The Theme Of White Oppression In Leslie Marmon Silko's Ceremony

1232 Words 5 Pages
The suppression of other cultures under the dominant Western society in the United States is a common undercurrent of American history. White oppression causes various reactions within the Native American community, ranging from acceptance of assimilation to violent resistance. In Leslie Marmon Silko’s Ceremony, Emo, the direct antagonist to Tayo, represents the idea of adopting the morally controversial ideas of white culture, and his actions are the product of the Western civilization’s belittlement of Native American beliefs.
The insensitivity and disgusting brutality of Emo is evident even in his youth. As a teenager, he “went into the old man’s field to look at the melons... and brought his boot down hard on the center of the melon” (56).
…show more content…
Rocky is a symbol of the ideal Native American able to assimilate into white culture, as he obtains a college scholarship for football. His life would have revolved around a predominantly white school and a Western sport. Emo embodies the immoral aspects of white culture, as his focus is on alcohol and the objectification and pursuit of white women. Emo is also one of the few to return from the war; while his vile and wicked foil survives, Rocky dies in combat. However, despite their differences, both of them represent a rejection of the Native American culture. Whereas Rocky only believes that the Native American culture is primitive and slightly ridiculous, Emo completely rejects the Native American lifestyle and finds it absolutely deplorable. This outward display of violence, envy, and self-loathing towards his Native American heritage is a reflection of the shame and mortification Western civilization forces upon the people since their birth. His shame of his own culture causes him to turn to trying to get petty revenge on the white community by taking advantage of, and sleeping with the white women to try and reclaim the power and prestige they had during the war. One of the stories Emo recounts is a story of him taking home two white women, full of crude sexual phrases and extreme objectification. Silko formats the story similarly to traditional cultural stories that she places within the narrative. This parallel …show more content…

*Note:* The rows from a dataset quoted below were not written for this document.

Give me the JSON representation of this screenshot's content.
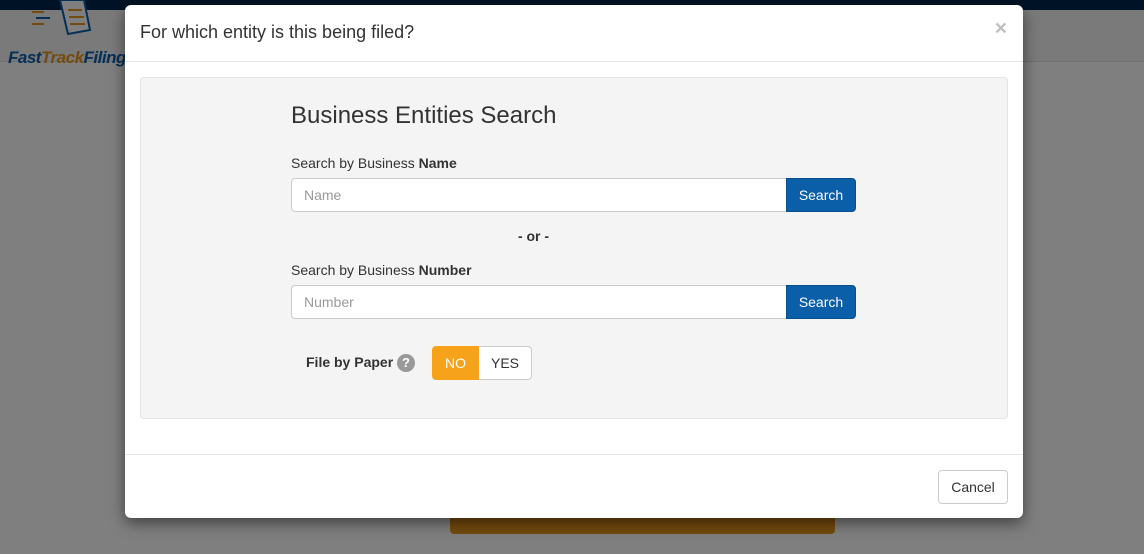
{
  "app": {
    "logo": {
      "part1": "Fast",
      "part2": "Track",
      "part3": "Filing"
    },
    "brand_colors": {
      "blue": "#0b5ea8",
      "orange": "#e8961f",
      "navy": "#00264d"
    }
  },
  "modal": {
    "title": "For which entity is this being filed?",
    "close_label": "×",
    "heading": "Business Entities Search",
    "name_search": {
      "label_prefix": "Search by Business ",
      "label_bold": "Name",
      "placeholder": "Name",
      "value": "",
      "button_label": "Search"
    },
    "or_text": "- or -",
    "number_search": {
      "label_prefix": "Search by Business ",
      "label_bold": "Number",
      "placeholder": "Number",
      "value": "",
      "button_label": "Search"
    },
    "file_by_paper": {
      "label": "File by Paper",
      "help_icon": "?",
      "options": [
        "NO",
        "YES"
      ],
      "selected": "NO"
    },
    "cancel_label": "Cancel"
  }
}
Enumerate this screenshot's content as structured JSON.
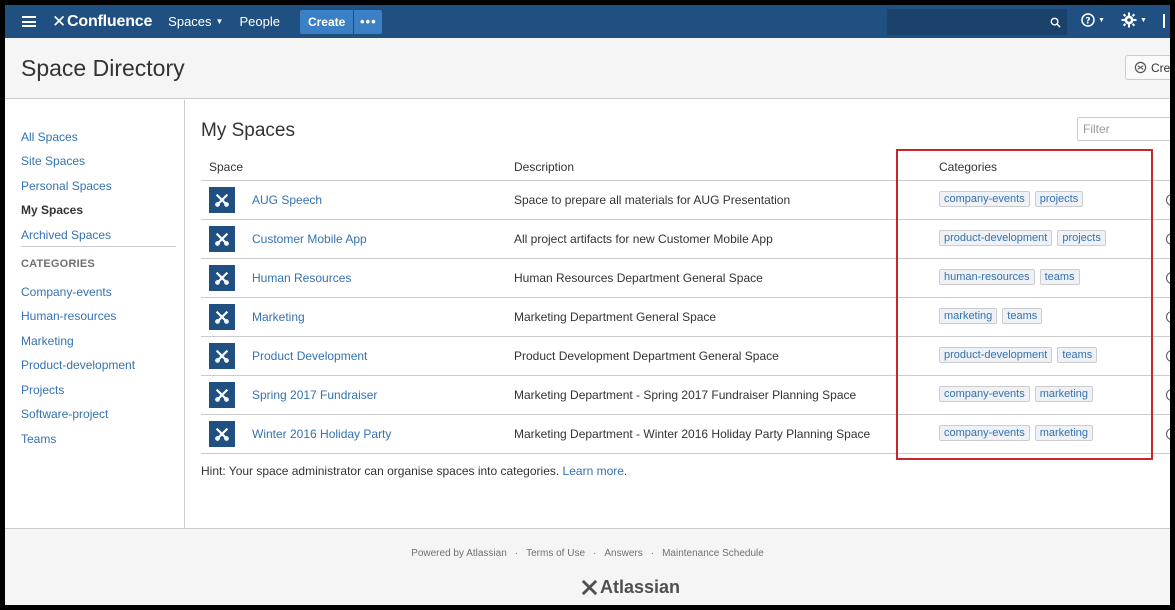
{
  "topnav": {
    "logo": "Confluence",
    "spaces_label": "Spaces",
    "people_label": "People",
    "create_label": "Create",
    "more_label": "•••"
  },
  "header": {
    "title": "Space Directory",
    "create_space_label": "Crea"
  },
  "sidebar": {
    "items": [
      "All Spaces",
      "Site Spaces",
      "Personal Spaces",
      "My Spaces",
      "Archived Spaces"
    ],
    "active_index": 3,
    "categories_heading": "CATEGORIES",
    "categories": [
      "Company-events",
      "Human-resources",
      "Marketing",
      "Product-development",
      "Projects",
      "Software-project",
      "Teams"
    ]
  },
  "main": {
    "title": "My Spaces",
    "filter_placeholder": "Filter",
    "columns": [
      "Space",
      "Description",
      "Categories"
    ],
    "rows": [
      {
        "name": "AUG Speech",
        "description": "Space to prepare all materials for AUG Presentation",
        "categories": [
          "company-events",
          "projects"
        ]
      },
      {
        "name": "Customer Mobile App",
        "description": "All project artifacts for new Customer Mobile App",
        "categories": [
          "product-development",
          "projects"
        ]
      },
      {
        "name": "Human Resources",
        "description": "Human Resources Department General Space",
        "categories": [
          "human-resources",
          "teams"
        ]
      },
      {
        "name": "Marketing",
        "description": "Marketing Department General Space",
        "categories": [
          "marketing",
          "teams"
        ]
      },
      {
        "name": "Product Development",
        "description": "Product Development Department General Space",
        "categories": [
          "product-development",
          "teams"
        ]
      },
      {
        "name": "Spring 2017 Fundraiser",
        "description": "Marketing Department - Spring 2017 Fundraiser Planning Space",
        "categories": [
          "company-events",
          "marketing"
        ]
      },
      {
        "name": "Winter 2016 Holiday Party",
        "description": "Marketing Department - Winter 2016 Holiday Party Planning Space",
        "categories": [
          "company-events",
          "marketing"
        ]
      }
    ],
    "hint_text": "Hint: Your space administrator can organise spaces into categories. ",
    "hint_link": "Learn more",
    "hint_end": "."
  },
  "footer": {
    "links": [
      "Powered by Atlassian",
      "Terms of Use",
      "Answers",
      "Maintenance Schedule"
    ],
    "separator": "·",
    "brand": "Atlassian"
  },
  "colors": {
    "nav": "#205081",
    "link": "#3572b0",
    "highlight": "#c8262d"
  }
}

After hearing about Emo’s departure and his murder of Pinkie, Tayo’s grandmother says that she’d “already heard these stories… only thing is, the names sound different,” followed by a story about the “witchery” implying that Emo himself is a form of the witchery (242). This description is fitting, as the Native American culture believes that white civilization is a product of the witchery, and both Emo and the Western culture seem to have an obsession with destruction. The evil witchery also opposes the good forces of nature, just as Emo antagonizes Tayo. This witchery is to blame for the decline of the Native American influence and the rise of the Western civilization in North

Related Documents